What you should do:
Below are some records; repeat them all exactly, minus the pictures.

Data about app and page elements:
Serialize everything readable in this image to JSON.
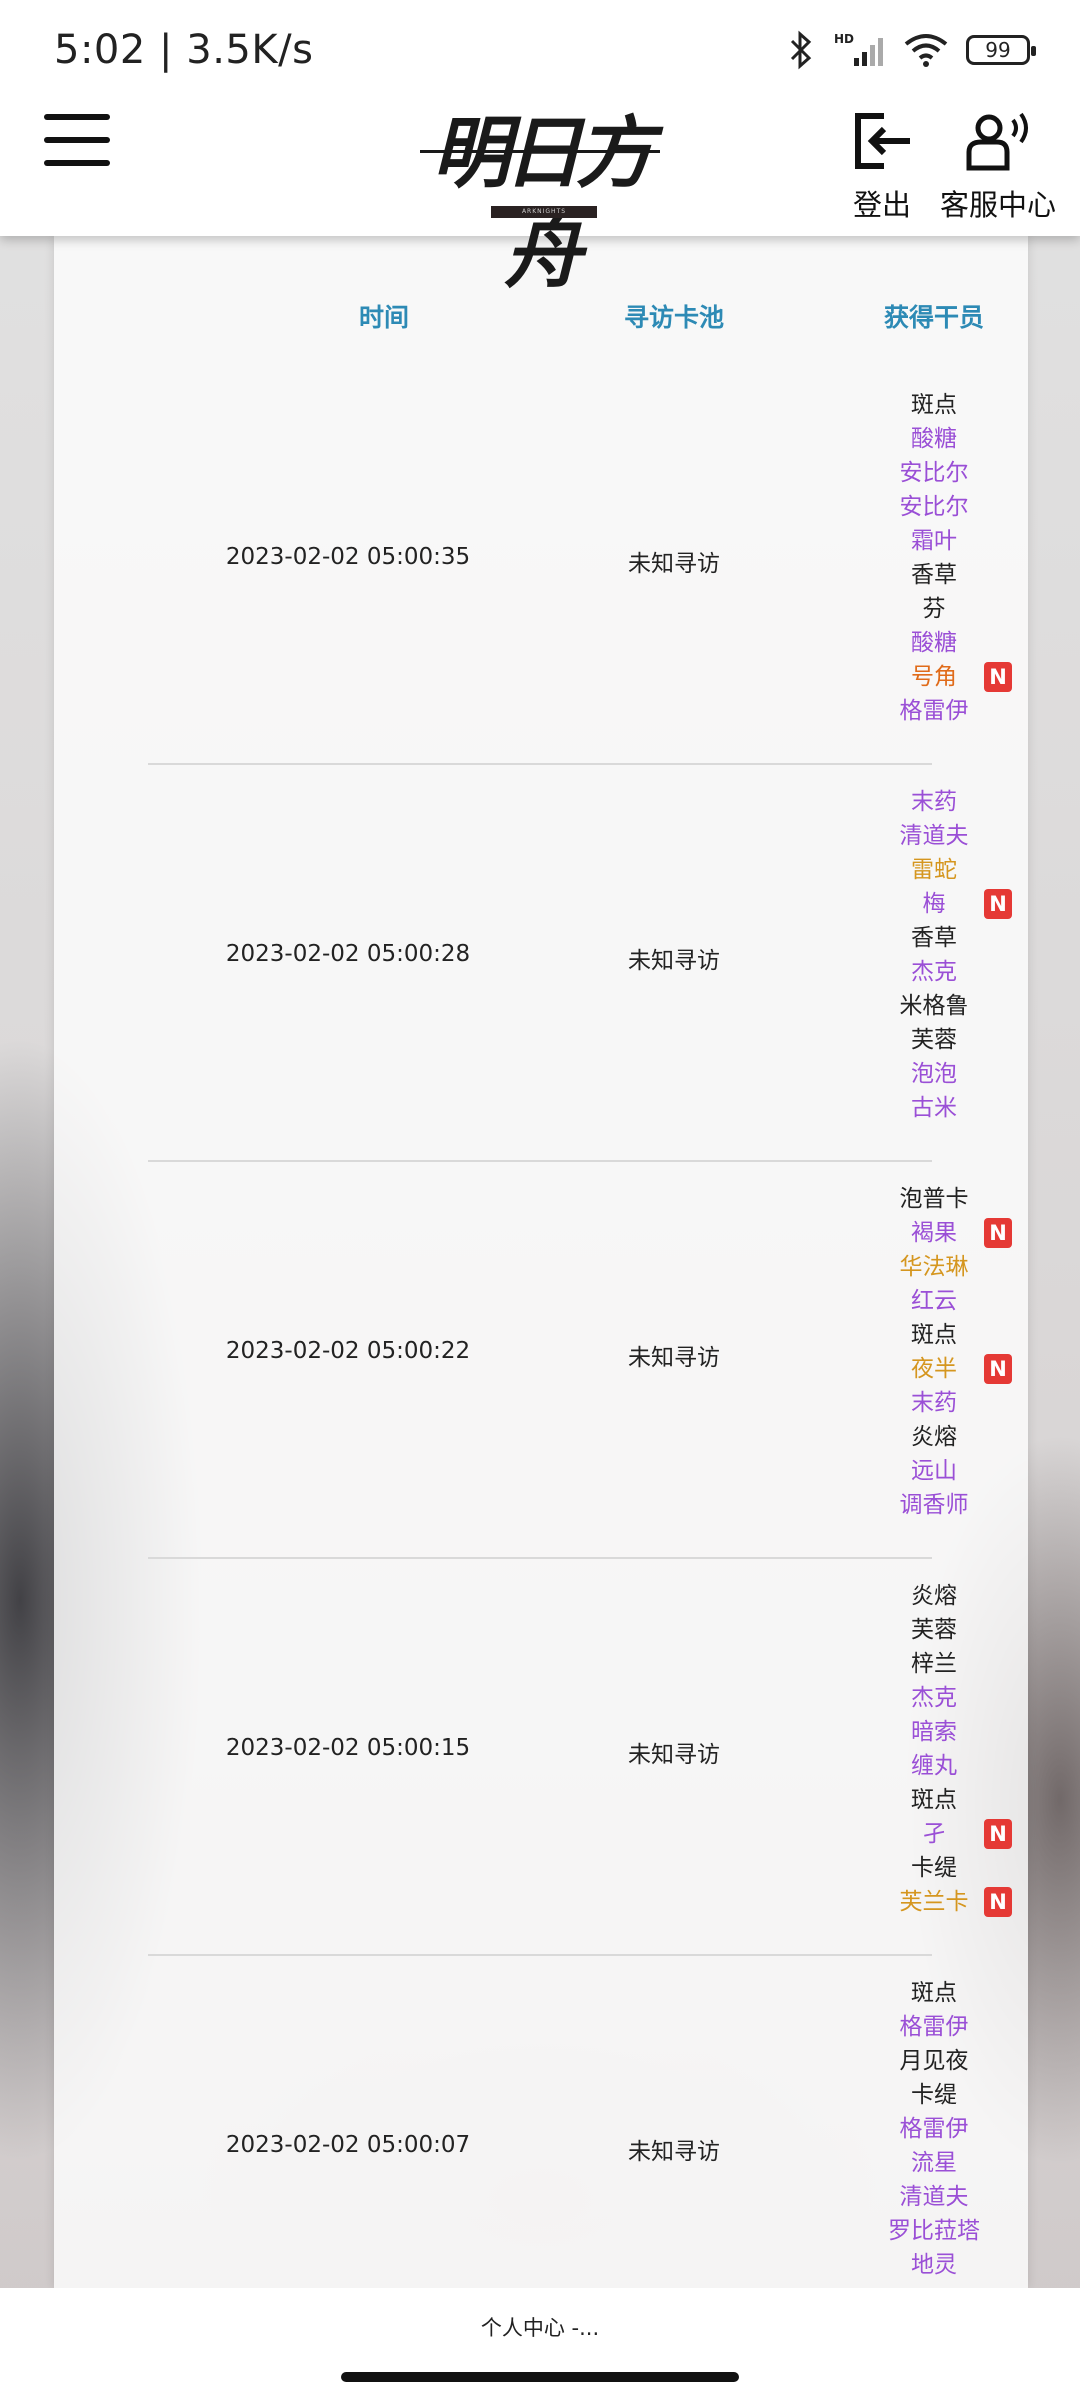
{
  "status_bar": {
    "time": "5:02",
    "speed": "3.5K/s",
    "battery": "99",
    "hd": "HD"
  },
  "header": {
    "logo_text": "明日方舟",
    "logo_subtext": "ARKNIGHTS",
    "logout_label": "登出",
    "service_label": "客服中心"
  },
  "table": {
    "headers": {
      "time": "时间",
      "pool": "寻访卡池",
      "operators": "获得干员"
    },
    "rows": [
      {
        "time": "2023-02-02 05:00:35",
        "pool": "未知寻访",
        "operators": [
          {
            "name": "斑点",
            "rarity": 3,
            "new": false
          },
          {
            "name": "酸糖",
            "rarity": 4,
            "new": false
          },
          {
            "name": "安比尔",
            "rarity": 4,
            "new": false
          },
          {
            "name": "安比尔",
            "rarity": 4,
            "new": false
          },
          {
            "name": "霜叶",
            "rarity": 4,
            "new": false
          },
          {
            "name": "香草",
            "rarity": 3,
            "new": false
          },
          {
            "name": "芬",
            "rarity": 3,
            "new": false
          },
          {
            "name": "酸糖",
            "rarity": 4,
            "new": false
          },
          {
            "name": "号角",
            "rarity": 6,
            "new": true
          },
          {
            "name": "格雷伊",
            "rarity": 4,
            "new": false
          }
        ]
      },
      {
        "time": "2023-02-02 05:00:28",
        "pool": "未知寻访",
        "operators": [
          {
            "name": "末药",
            "rarity": 4,
            "new": false
          },
          {
            "name": "清道夫",
            "rarity": 4,
            "new": false
          },
          {
            "name": "雷蛇",
            "rarity": 5,
            "new": false
          },
          {
            "name": "梅",
            "rarity": 4,
            "new": true
          },
          {
            "name": "香草",
            "rarity": 3,
            "new": false
          },
          {
            "name": "杰克",
            "rarity": 4,
            "new": false
          },
          {
            "name": "米格鲁",
            "rarity": 3,
            "new": false
          },
          {
            "name": "芙蓉",
            "rarity": 3,
            "new": false
          },
          {
            "name": "泡泡",
            "rarity": 4,
            "new": false
          },
          {
            "name": "古米",
            "rarity": 4,
            "new": false
          }
        ]
      },
      {
        "time": "2023-02-02 05:00:22",
        "pool": "未知寻访",
        "operators": [
          {
            "name": "泡普卡",
            "rarity": 3,
            "new": false
          },
          {
            "name": "褐果",
            "rarity": 4,
            "new": true
          },
          {
            "name": "华法琳",
            "rarity": 5,
            "new": false
          },
          {
            "name": "红云",
            "rarity": 4,
            "new": false
          },
          {
            "name": "斑点",
            "rarity": 3,
            "new": false
          },
          {
            "name": "夜半",
            "rarity": 5,
            "new": true
          },
          {
            "name": "末药",
            "rarity": 4,
            "new": false
          },
          {
            "name": "炎熔",
            "rarity": 3,
            "new": false
          },
          {
            "name": "远山",
            "rarity": 4,
            "new": false
          },
          {
            "name": "调香师",
            "rarity": 4,
            "new": false
          }
        ]
      },
      {
        "time": "2023-02-02 05:00:15",
        "pool": "未知寻访",
        "operators": [
          {
            "name": "炎熔",
            "rarity": 3,
            "new": false
          },
          {
            "name": "芙蓉",
            "rarity": 3,
            "new": false
          },
          {
            "name": "梓兰",
            "rarity": 3,
            "new": false
          },
          {
            "name": "杰克",
            "rarity": 4,
            "new": false
          },
          {
            "name": "暗索",
            "rarity": 4,
            "new": false
          },
          {
            "name": "缠丸",
            "rarity": 4,
            "new": false
          },
          {
            "name": "斑点",
            "rarity": 3,
            "new": false
          },
          {
            "name": "孑",
            "rarity": 4,
            "new": true
          },
          {
            "name": "卡缇",
            "rarity": 3,
            "new": false
          },
          {
            "name": "芙兰卡",
            "rarity": 5,
            "new": true
          }
        ]
      },
      {
        "time": "2023-02-02 05:00:07",
        "pool": "未知寻访",
        "operators": [
          {
            "name": "斑点",
            "rarity": 3,
            "new": false
          },
          {
            "name": "格雷伊",
            "rarity": 4,
            "new": false
          },
          {
            "name": "月见夜",
            "rarity": 3,
            "new": false
          },
          {
            "name": "卡缇",
            "rarity": 3,
            "new": false
          },
          {
            "name": "格雷伊",
            "rarity": 4,
            "new": false
          },
          {
            "name": "流星",
            "rarity": 4,
            "new": false
          },
          {
            "name": "清道夫",
            "rarity": 4,
            "new": false
          },
          {
            "name": "罗比菈塔",
            "rarity": 4,
            "new": false
          },
          {
            "name": "地灵",
            "rarity": 4,
            "new": false
          }
        ]
      }
    ],
    "new_badge": "N"
  },
  "bottom_bar": {
    "page_title": "个人中心 -..."
  }
}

The completed task:
Serialize everything readable in this image to JSON.
{
  "status_bar": {
    "time": "5:02",
    "speed": "3.5K/s",
    "battery": "99",
    "hd": "HD"
  },
  "header": {
    "logo_text": "明日方舟",
    "logo_subtext": "ARKNIGHTS",
    "logout_label": "登出",
    "service_label": "客服中心"
  },
  "table": {
    "headers": {
      "time": "时间",
      "pool": "寻访卡池",
      "operators": "获得干员"
    },
    "rows": [
      {
        "time": "2023-02-02 05:00:35",
        "pool": "未知寻访",
        "operators": [
          {
            "name": "斑点",
            "rarity": 3,
            "new": false
          },
          {
            "name": "酸糖",
            "rarity": 4,
            "new": false
          },
          {
            "name": "安比尔",
            "rarity": 4,
            "new": false
          },
          {
            "name": "安比尔",
            "rarity": 4,
            "new": false
          },
          {
            "name": "霜叶",
            "rarity": 4,
            "new": false
          },
          {
            "name": "香草",
            "rarity": 3,
            "new": false
          },
          {
            "name": "芬",
            "rarity": 3,
            "new": false
          },
          {
            "name": "酸糖",
            "rarity": 4,
            "new": false
          },
          {
            "name": "号角",
            "rarity": 6,
            "new": true
          },
          {
            "name": "格雷伊",
            "rarity": 4,
            "new": false
          }
        ]
      },
      {
        "time": "2023-02-02 05:00:28",
        "pool": "未知寻访",
        "operators": [
          {
            "name": "末药",
            "rarity": 4,
            "new": false
          },
          {
            "name": "清道夫",
            "rarity": 4,
            "new": false
          },
          {
            "name": "雷蛇",
            "rarity": 5,
            "new": false
          },
          {
            "name": "梅",
            "rarity": 4,
            "new": true
          },
          {
            "name": "香草",
            "rarity": 3,
            "new": false
          },
          {
            "name": "杰克",
            "rarity": 4,
            "new": false
          },
          {
            "name": "米格鲁",
            "rarity": 3,
            "new": false
          },
          {
            "name": "芙蓉",
            "rarity": 3,
            "new": false
          },
          {
            "name": "泡泡",
            "rarity": 4,
            "new": false
          },
          {
            "name": "古米",
            "rarity": 4,
            "new": false
          }
        ]
      },
      {
        "time": "2023-02-02 05:00:22",
        "pool": "未知寻访",
        "operators": [
          {
            "name": "泡普卡",
            "rarity": 3,
            "new": false
          },
          {
            "name": "褐果",
            "rarity": 4,
            "new": true
          },
          {
            "name": "华法琳",
            "rarity": 5,
            "new": false
          },
          {
            "name": "红云",
            "rarity": 4,
            "new": false
          },
          {
            "name": "斑点",
            "rarity": 3,
            "new": false
          },
          {
            "name": "夜半",
            "rarity": 5,
            "new": true
          },
          {
            "name": "末药",
            "rarity": 4,
            "new": false
          },
          {
            "name": "炎熔",
            "rarity": 3,
            "new": false
          },
          {
            "name": "远山",
            "rarity": 4,
            "new": false
          },
          {
            "name": "调香师",
            "rarity": 4,
            "new": false
          }
        ]
      },
      {
        "time": "2023-02-02 05:00:15",
        "pool": "未知寻访",
        "operators": [
          {
            "name": "炎熔",
            "rarity": 3,
            "new": false
          },
          {
            "name": "芙蓉",
            "rarity": 3,
            "new": false
          },
          {
            "name": "梓兰",
            "rarity": 3,
            "new": false
          },
          {
            "name": "杰克",
            "rarity": 4,
            "new": false
          },
          {
            "name": "暗索",
            "rarity": 4,
            "new": false
          },
          {
            "name": "缠丸",
            "rarity": 4,
            "new": false
          },
          {
            "name": "斑点",
            "rarity": 3,
            "new": false
          },
          {
            "name": "孑",
            "rarity": 4,
            "new": true
          },
          {
            "name": "卡缇",
            "rarity": 3,
            "new": false
          },
          {
            "name": "芙兰卡",
            "rarity": 5,
            "new": true
          }
        ]
      },
      {
        "time": "2023-02-02 05:00:07",
        "pool": "未知寻访",
        "operators": [
          {
            "name": "斑点",
            "rarity": 3,
            "new": false
          },
          {
            "name": "格雷伊",
            "rarity": 4,
            "new": false
          },
          {
            "name": "月见夜",
            "rarity": 3,
            "new": false
          },
          {
            "name": "卡缇",
            "rarity": 3,
            "new": false
          },
          {
            "name": "格雷伊",
            "rarity": 4,
            "new": false
          },
          {
            "name": "流星",
            "rarity": 4,
            "new": false
          },
          {
            "name": "清道夫",
            "rarity": 4,
            "new": false
          },
          {
            "name": "罗比菈塔",
            "rarity": 4,
            "new": false
          },
          {
            "name": "地灵",
            "rarity": 4,
            "new": false
          }
        ]
      }
    ],
    "new_badge": "N"
  },
  "bottom_bar": {
    "page_title": "个人中心 -..."
  }
}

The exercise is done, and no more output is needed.